Print the entries exactly as given.

==================================================

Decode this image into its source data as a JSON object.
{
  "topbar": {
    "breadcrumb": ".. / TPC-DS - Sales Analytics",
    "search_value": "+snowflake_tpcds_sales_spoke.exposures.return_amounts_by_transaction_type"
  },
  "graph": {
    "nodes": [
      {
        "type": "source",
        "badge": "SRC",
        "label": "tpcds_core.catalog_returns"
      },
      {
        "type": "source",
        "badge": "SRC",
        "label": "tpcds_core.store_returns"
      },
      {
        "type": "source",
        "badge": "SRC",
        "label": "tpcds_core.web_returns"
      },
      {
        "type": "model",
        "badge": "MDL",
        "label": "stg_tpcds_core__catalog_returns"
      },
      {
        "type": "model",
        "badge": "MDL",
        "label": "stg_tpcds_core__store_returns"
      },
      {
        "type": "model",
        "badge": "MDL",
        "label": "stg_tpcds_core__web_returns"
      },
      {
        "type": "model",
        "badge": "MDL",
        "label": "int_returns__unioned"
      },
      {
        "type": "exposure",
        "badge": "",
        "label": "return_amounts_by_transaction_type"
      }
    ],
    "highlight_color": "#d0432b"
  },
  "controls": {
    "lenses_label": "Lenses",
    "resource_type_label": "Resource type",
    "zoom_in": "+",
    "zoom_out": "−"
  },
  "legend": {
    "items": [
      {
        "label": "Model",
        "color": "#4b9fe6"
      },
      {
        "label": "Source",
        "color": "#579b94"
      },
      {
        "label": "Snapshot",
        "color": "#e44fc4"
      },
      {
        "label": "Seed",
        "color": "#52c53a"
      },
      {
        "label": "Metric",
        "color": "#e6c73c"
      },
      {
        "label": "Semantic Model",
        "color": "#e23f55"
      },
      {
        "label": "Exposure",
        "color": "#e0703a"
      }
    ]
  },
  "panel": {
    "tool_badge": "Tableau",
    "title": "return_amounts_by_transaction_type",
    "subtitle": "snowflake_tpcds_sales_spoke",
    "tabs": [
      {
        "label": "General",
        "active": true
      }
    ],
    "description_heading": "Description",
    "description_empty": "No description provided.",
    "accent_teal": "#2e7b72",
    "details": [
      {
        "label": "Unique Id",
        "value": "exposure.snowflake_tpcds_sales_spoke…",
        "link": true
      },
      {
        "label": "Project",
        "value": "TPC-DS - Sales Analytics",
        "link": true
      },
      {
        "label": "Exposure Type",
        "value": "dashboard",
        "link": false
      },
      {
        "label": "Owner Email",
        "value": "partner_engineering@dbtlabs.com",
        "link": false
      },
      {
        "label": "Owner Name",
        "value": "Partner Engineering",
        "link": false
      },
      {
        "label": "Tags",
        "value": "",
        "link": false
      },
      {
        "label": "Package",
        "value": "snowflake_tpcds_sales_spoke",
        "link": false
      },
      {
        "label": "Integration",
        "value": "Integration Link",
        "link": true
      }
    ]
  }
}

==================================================

▶ Answer to this exercise:
Decode this image into its source data as a JSON object.
{
  "topbar": {
    "breadcrumb": ".. / TPC-DS - Sales Analytics",
    "search_value": "+snowflake_tpcds_sales_spoke.exposures.return_amounts_by_transaction_type"
  },
  "graph": {
    "nodes": [
      {
        "type": "source",
        "badge": "SRC",
        "label": "tpcds_core.catalog_returns"
      },
      {
        "type": "source",
        "badge": "SRC",
        "label": "tpcds_core.store_returns"
      },
      {
        "type": "source",
        "badge": "SRC",
        "label": "tpcds_core.web_returns"
      },
      {
        "type": "model",
        "badge": "MDL",
        "label": "stg_tpcds_core__catalog_returns"
      },
      {
        "type": "model",
        "badge": "MDL",
        "label": "stg_tpcds_core__store_returns"
      },
      {
        "type": "model",
        "badge": "MDL",
        "label": "stg_tpcds_core__web_returns"
      },
      {
        "type": "model",
        "badge": "MDL",
        "label": "int_returns__unioned"
      },
      {
        "type": "exposure",
        "badge": "",
        "label": "return_amounts_by_transaction_type"
      }
    ],
    "highlight_color": "#d0432b"
  },
  "controls": {
    "lenses_label": "Lenses",
    "resource_type_label": "Resource type",
    "zoom_in": "+",
    "zoom_out": "−"
  },
  "legend": {
    "items": [
      {
        "label": "Model",
        "color": "#4b9fe6"
      },
      {
        "label": "Source",
        "color": "#579b94"
      },
      {
        "label": "Snapshot",
        "color": "#e44fc4"
      },
      {
        "label": "Seed",
        "color": "#52c53a"
      },
      {
        "label": "Metric",
        "color": "#e6c73c"
      },
      {
        "label": "Semantic Model",
        "color": "#e23f55"
      },
      {
        "label": "Exposure",
        "color": "#e0703a"
      }
    ]
  },
  "panel": {
    "tool_badge": "Tableau",
    "title": "return_amounts_by_transaction_type",
    "subtitle": "snowflake_tpcds_sales_spoke",
    "tabs": [
      {
        "label": "General",
        "active": true
      }
    ],
    "description_heading": "Description",
    "description_empty": "No description provided.",
    "accent_teal": "#2e7b72",
    "details": [
      {
        "label": "Unique Id",
        "value": "exposure.snowflake_tpcds_sales_spoke…",
        "link": true
      },
      {
        "label": "Project",
        "value": "TPC-DS - Sales Analytics",
        "link": true
      },
      {
        "label": "Exposure Type",
        "value": "dashboard",
        "link": false
      },
      {
        "label": "Owner Email",
        "value": "partner_engineering@dbtlabs.com",
        "link": false
      },
      {
        "label": "Owner Name",
        "value": "Partner Engineering",
        "link": false
      },
      {
        "label": "Tags",
        "value": "",
        "link": false
      },
      {
        "label": "Package",
        "value": "snowflake_tpcds_sales_spoke",
        "link": false
      },
      {
        "label": "Integration",
        "value": "Integration Link",
        "link": true
      }
    ]
  }
}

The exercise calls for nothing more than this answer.